:: REQUIREMENT ::
Word for word, set down the entries below.
** SOURCE DATA follows **
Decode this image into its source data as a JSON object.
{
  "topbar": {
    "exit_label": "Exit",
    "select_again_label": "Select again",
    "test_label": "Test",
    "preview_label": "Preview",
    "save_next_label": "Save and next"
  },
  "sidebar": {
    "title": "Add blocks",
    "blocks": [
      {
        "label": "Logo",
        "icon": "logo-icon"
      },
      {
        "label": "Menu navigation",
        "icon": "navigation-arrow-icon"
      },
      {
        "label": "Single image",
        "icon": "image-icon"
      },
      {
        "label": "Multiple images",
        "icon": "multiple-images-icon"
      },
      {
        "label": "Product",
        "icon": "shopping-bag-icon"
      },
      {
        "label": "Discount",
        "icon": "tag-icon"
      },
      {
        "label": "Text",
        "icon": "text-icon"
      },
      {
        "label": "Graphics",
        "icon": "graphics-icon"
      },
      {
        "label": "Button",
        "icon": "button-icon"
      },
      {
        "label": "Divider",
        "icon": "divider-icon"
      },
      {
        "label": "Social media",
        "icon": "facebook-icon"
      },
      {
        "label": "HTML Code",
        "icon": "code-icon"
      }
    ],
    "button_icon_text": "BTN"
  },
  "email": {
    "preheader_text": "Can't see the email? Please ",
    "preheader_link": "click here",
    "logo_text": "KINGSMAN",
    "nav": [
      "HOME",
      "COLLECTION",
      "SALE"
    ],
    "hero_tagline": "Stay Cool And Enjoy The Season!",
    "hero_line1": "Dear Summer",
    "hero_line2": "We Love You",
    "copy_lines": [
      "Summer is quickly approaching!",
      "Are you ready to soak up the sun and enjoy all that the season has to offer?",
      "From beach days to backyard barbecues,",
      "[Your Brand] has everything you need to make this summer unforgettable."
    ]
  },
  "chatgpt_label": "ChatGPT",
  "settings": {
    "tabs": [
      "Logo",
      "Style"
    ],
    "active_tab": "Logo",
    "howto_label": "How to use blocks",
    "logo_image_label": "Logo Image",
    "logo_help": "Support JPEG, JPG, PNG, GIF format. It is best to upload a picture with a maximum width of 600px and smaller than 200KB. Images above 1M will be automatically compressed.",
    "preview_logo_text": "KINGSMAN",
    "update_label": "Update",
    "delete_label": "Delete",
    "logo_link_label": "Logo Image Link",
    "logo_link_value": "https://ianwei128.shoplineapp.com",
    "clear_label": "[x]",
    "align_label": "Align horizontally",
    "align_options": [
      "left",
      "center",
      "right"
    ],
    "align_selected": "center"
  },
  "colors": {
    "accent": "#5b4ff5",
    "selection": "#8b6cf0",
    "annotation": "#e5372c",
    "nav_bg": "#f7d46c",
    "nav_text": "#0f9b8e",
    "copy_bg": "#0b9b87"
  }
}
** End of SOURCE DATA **
:: EXPECTED ANSWER ::
Decode this image into its source data as a JSON object.
{
  "topbar": {
    "exit_label": "Exit",
    "select_again_label": "Select again",
    "test_label": "Test",
    "preview_label": "Preview",
    "save_next_label": "Save and next"
  },
  "sidebar": {
    "title": "Add blocks",
    "blocks": [
      {
        "label": "Logo",
        "icon": "logo-icon"
      },
      {
        "label": "Menu navigation",
        "icon": "navigation-arrow-icon"
      },
      {
        "label": "Single image",
        "icon": "image-icon"
      },
      {
        "label": "Multiple images",
        "icon": "multiple-images-icon"
      },
      {
        "label": "Product",
        "icon": "shopping-bag-icon"
      },
      {
        "label": "Discount",
        "icon": "tag-icon"
      },
      {
        "label": "Text",
        "icon": "text-icon"
      },
      {
        "label": "Graphics",
        "icon": "graphics-icon"
      },
      {
        "label": "Button",
        "icon": "button-icon"
      },
      {
        "label": "Divider",
        "icon": "divider-icon"
      },
      {
        "label": "Social media",
        "icon": "facebook-icon"
      },
      {
        "label": "HTML Code",
        "icon": "code-icon"
      }
    ],
    "button_icon_text": "BTN"
  },
  "email": {
    "preheader_text": "Can't see the email? Please ",
    "preheader_link": "click here",
    "logo_text": "KINGSMAN",
    "nav": [
      "HOME",
      "COLLECTION",
      "SALE"
    ],
    "hero_tagline": "Stay Cool And Enjoy The Season!",
    "hero_line1": "Dear Summer",
    "hero_line2": "We Love You",
    "copy_lines": [
      "Summer is quickly approaching!",
      "Are you ready to soak up the sun and enjoy all that the season has to offer?",
      "From beach days to backyard barbecues,",
      "[Your Brand] has everything you need to make this summer unforgettable."
    ]
  },
  "chatgpt_label": "ChatGPT",
  "settings": {
    "tabs": [
      "Logo",
      "Style"
    ],
    "active_tab": "Logo",
    "howto_label": "How to use blocks",
    "logo_image_label": "Logo Image",
    "logo_help": "Support JPEG, JPG, PNG, GIF format. It is best to upload a picture with a maximum width of 600px and smaller than 200KB. Images above 1M will be automatically compressed.",
    "preview_logo_text": "KINGSMAN",
    "update_label": "Update",
    "delete_label": "Delete",
    "logo_link_label": "Logo Image Link",
    "logo_link_value": "https://ianwei128.shoplineapp.com",
    "clear_label": "[x]",
    "align_label": "Align horizontally",
    "align_options": [
      "left",
      "center",
      "right"
    ],
    "align_selected": "center"
  },
  "colors": {
    "accent": "#5b4ff5",
    "selection": "#8b6cf0",
    "annotation": "#e5372c",
    "nav_bg": "#f7d46c",
    "nav_text": "#0f9b8e",
    "copy_bg": "#0b9b87"
  }
}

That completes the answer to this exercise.